* Extracted entries *
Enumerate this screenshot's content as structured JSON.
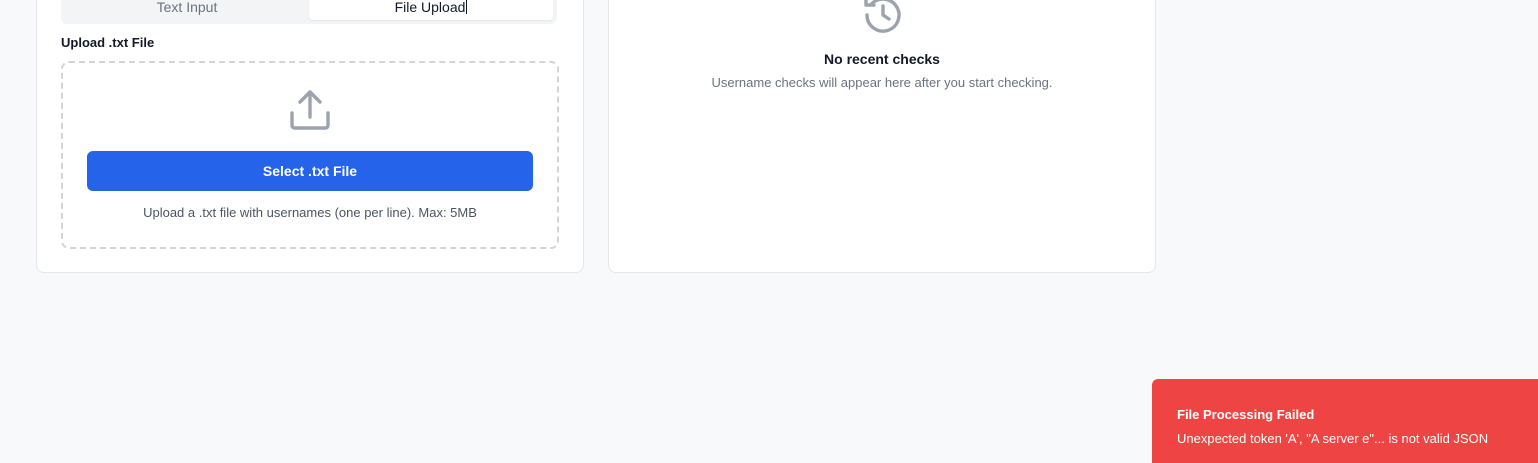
{
  "input_panel": {
    "tabs": [
      {
        "label": "Text Input",
        "active": false
      },
      {
        "label": "File Upload",
        "active": true
      }
    ],
    "upload_label": "Upload .txt File",
    "upload_icon": "upload-icon",
    "select_button_label": "Select .txt File",
    "upload_hint": "Upload a .txt file with usernames (one per line). Max: 5MB"
  },
  "recent_panel": {
    "icon": "history-icon",
    "empty_title": "No recent checks",
    "empty_subtitle": "Username checks will appear here after you start checking."
  },
  "toast": {
    "title": "File Processing Failed",
    "description": "Unexpected token 'A', \"A server e\"... is not valid JSON",
    "color": "#ef4444"
  },
  "colors": {
    "primary": "#2563eb",
    "background": "#f8f9fb",
    "error": "#ef4444"
  }
}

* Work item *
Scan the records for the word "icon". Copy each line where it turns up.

* Reply *
    "upload_icon": "upload-icon",
    "icon": "history-icon",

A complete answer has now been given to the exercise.